All you have to do is turn on the news and you can see the effects of climate change. Increased number of fires, floods, and droughts. We see extreme weather everywhere and they are getting worse. So, it is up to each of us to become a steward for the environment and it starts with our own backyard.
Here are five tips you can use to improve your home and yard to make them more energy-efficient and prevent global warming.
Trees can help the environment and eliminate carbon dioxide from the environment, and we take them for granted. Go into a city where there are no trees and feel the hot climate. On the same day go to a green area where there are a lot of trees and you will immediately feel the cooler air. Plant more trees near your house. Just be sure they are in areas that will not negatively affect your home. When planting trees be sure to properly maintain them so that they aren’t damaged during a storm.
One step to maintaining your tree is removing a lot of limbs from it. Taking out those branches does several things. Strong winds can easily blow down weaker branches. If a tree is too close to your home, those branches could hit your roof and lead to costly repairs.
Taking the limbs off the tree will also make sure that no one gets hurt by a limb because it has spread out from the tree or broken off when the tree fell. Limb removal is more likely to happen in larger trees or trees that already have dead or rotted branches.With a little bit of maintenance, your trees will be able to protect your property from harsh sunlight without sacrificing safety during intense storms.
Replace Expensive Lawns With Native Grass
Replace expensive grass with native garden plants. Native grasses and plants have deeper roots so they hold moisture and tolerate drought periods. Research now shows that yards with different plant species resist pests and diseases and are better able to handle climate change. Determine what kinds of weather conditions are common in your area so that you can find the right kind of grass for your backyard.
Add More Energy Efficiency to the Home’s Exterior
Make sure the home is protected by shade and if there are no trees that can offer this type of protection, add residential window tinting to windows that receive a lot of sunlight. Shade keeps the home cooler and prevents the need to use a lot of electricity to power air conditioners. Many AC units have towork harder in order to cool down a house that rapidly heats up due to the sunlight that shines through your windows. Having your home’s windows tinted maximizes energy efficiency while also allowing you to maintain your privacy in the process.
Don’t Plant Along the Edges of Water Features
Avoid planting right at the edge of a stream, lake, or other water sources. Keep vegetation slightly away from these areas to give plants the opportunity to grow deeper roots and to prevent any fertilizers or chemicals from reaching the water. In doing this, you control erosion and create habitat havens for native wildlife.
Study up on Good Planting Practices
Plant correctly. Put your plants in the right area and plant at the right time of year. Plants are less stressed and require less water when you plant in the fall or spring where the days are warm but nights are cooler. Being mindful about where you plant your plants can also help prevent roots from damaging your plumbing system.
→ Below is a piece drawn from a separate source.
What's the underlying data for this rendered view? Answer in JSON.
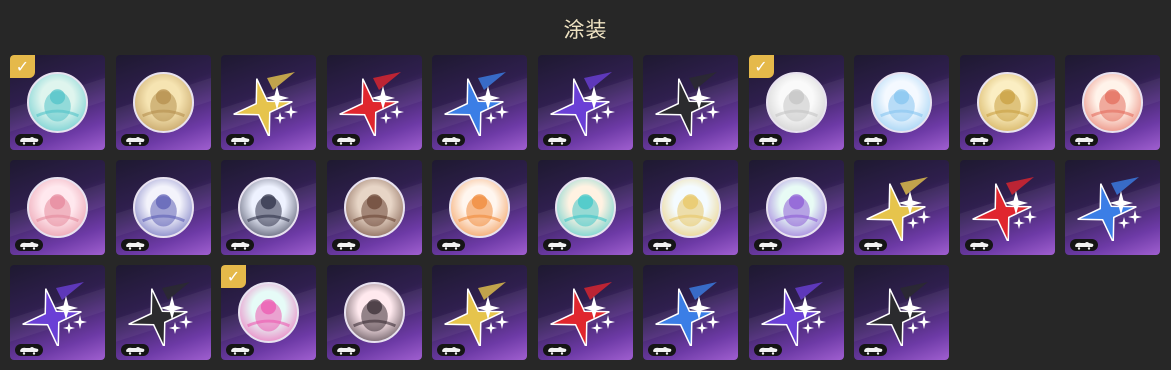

If you are unsure about how a certain plant should be cared for, you can always search its name on the internet and follow helpful guides.
It is not too late to turn climate change around. You can make small changes that make a big difference to the environment.Taking the time to care for your home’s interior and exterior will maximize energy efficiency while preventing costly damages caused by harsh weather conditions. A small amount of due diligence will keep your home protected no matter the weather.
Brooke Chaplan is a freelance writer and blogger based in New Mexico. Her first passion is journalism, but she also loves hiking and gardening. Brooke recommends hiring a professional that has experience with residential window tinting. Find her on writer and Facebook: @BrookeChaplan; https://www.facebook.com/brooke.chaplan